Wednesday, 1 April 2020

'The Fortnight in September' - RC Sherriff

During these strange times of isolation, social distancing and almost-lockdown in the face of the coronavirus pandemic, like many people I am seeking comfort in books. So, whether anyone wants it or not, I will be writing here about the books I've been reading. And I hope that, if you're looking for hot-water-bottle book recommendations for yourself, then some of these sound appealing to you, too.



I'm breaking with tradition on this blog and writing about something that (whisper it) a man (gasp) has done. But he's done it ever so well, and he's disguised his name by using only his initials so we can pretend it was written by a woman and all will be well. (Removes tongue from cheek.)

The Fortnight in September by RC Sherriff (1896-1975) has been sitting on my to-be-read pile for about two years. Maybe longer. But it got rocketed to the top after author Lissa Evans (who is a delight on Twitter; you should also read her books - two of which I have written about here and here) posted her list of books for troubling times. And this was on there. 

Published by Persephone Books (please do buy direct from them if you'd like a copy, as that's the best way to support an independent publisher), we know we're in safe hands from the off. Persephone don't often publish books by male writers so when they do, we know they must have done it for a good reason. And they certainly have. The preface to The Fortnight in September is by Sherriff himself and is an excerpt from his autobiography. He describes how his 1931 novel came to be. It was a huge departure from his previous work (including the successful WW1 play Journey's End that drew on his experiences in the trenches) and he initially wrote it only for his own amusement, unable to imagine how this simple story of a family going on their annual holiday to Bognor Regis could possibly be of interest to anyone else. How wrong he was!

The joy of The Fortnight in September lies in its detail, its mundanity, its close observations of the nuances of middle-Englanders who know their place but secretly harbour aspirations to be something more. The Stevens family consists of Mr and Mrs Stevens, son Dick (who is frustrated in an office job he felt pushed into), daughter Mary (who works for a dressmaker) and school-age Ernie. I absolutely love the fact that even though we know the first names of the parents, they are only ever referred to as Mr Stevens and Mrs Stevens. This detail perfectly sums up the time, place and atmosphere of our leading family.

Closely-knit, the Stevens' know they are on the cusp of change but they don't want to mention it. Dick and Mary are really getting a little too old for a seaside holiday with their parents and kid brother. The boarding house they go to (the same one every single year, for two decades) has become shabby and uncomfortable, but nobody wants to say anything less they spoil the magic. Most delightfully, Mrs Stevens doesn't even much enjoy the annual holiday (her favourite hour of each day is the one when everyone goes out and leaves her on her own with a glass of port) but keeps pretending that she does so as not to spoil it for anyone else. It's all just wonderful. 

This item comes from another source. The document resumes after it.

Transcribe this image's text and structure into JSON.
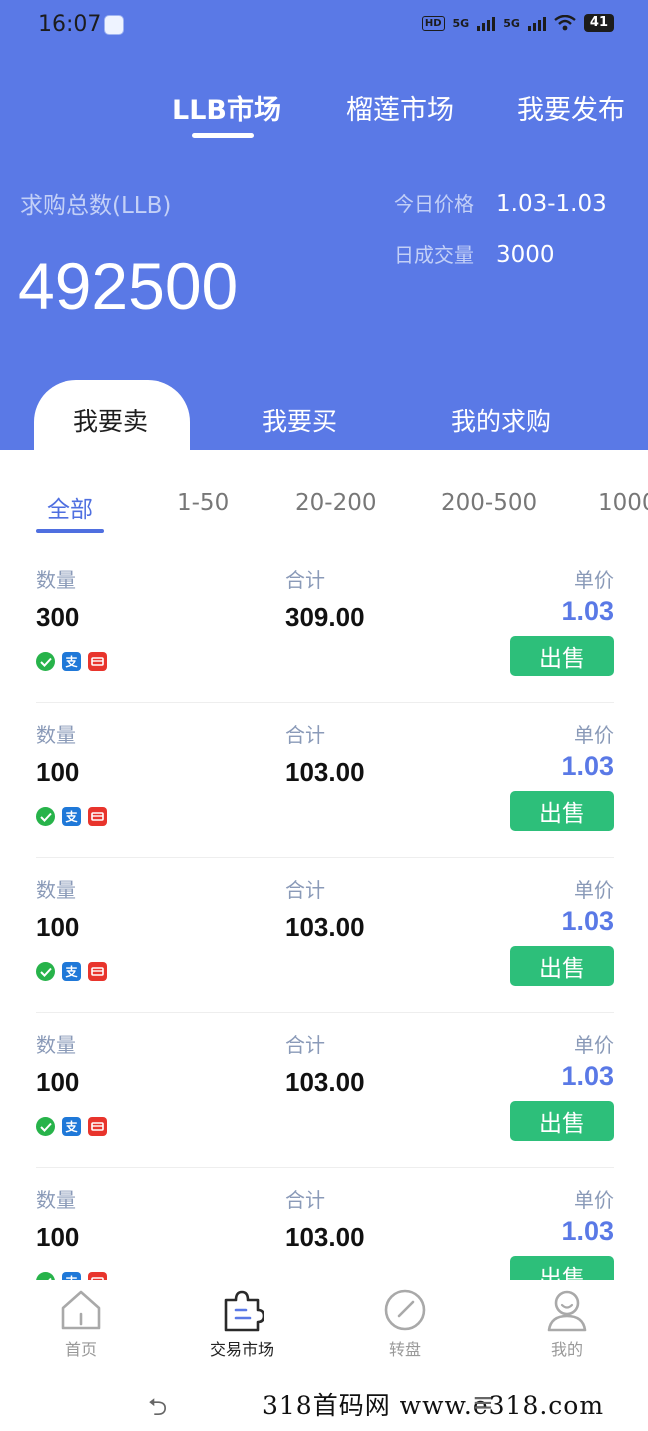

Nothing really happens. In exacting detail, we follow the family as they close up their London home, drop the canary off with an annoying neighbour and we go with them on their train journey to Bognor. We share in the magic of walking from the station to Seaview, their boarding house, and we go with them as they each quietly pretend not to notice how the house is that bit more rundown than it was last year, and the year before, and the year before that. 

For the Stevens', the days are taken up with routine. Mrs Stevens goes to the shops, the children swim and play on the beach, Mr Stevens enjoys his evening drink in the pub and flirting with the barmaid. But we see the shadow of change looming on this evolving family. Dick is starting to go out on brooding walks on his own. Mary is befriended by a more outgoing girl than herself. And Mrs Stevens has a frank heart-to-heart with their landlady at Seaview.

But when the family head back to London, we know that while small changes might well take place for the Stevens family, ultimately they will continue in their gentle, kind and considerable manner. Looking out for one another, considering the feelings of others, and being good, honest people... albeit ones who have to draw straws to decide who has the bad luck of visiting the neighbour to deliver the canary.

I cannot recommend 
The Fortnight in September highly enough. Especially in these difficult times. I wished it would not end.

1 comment:

  1. Thank you for the link to my blog - I hope you and your readers find some good ideas!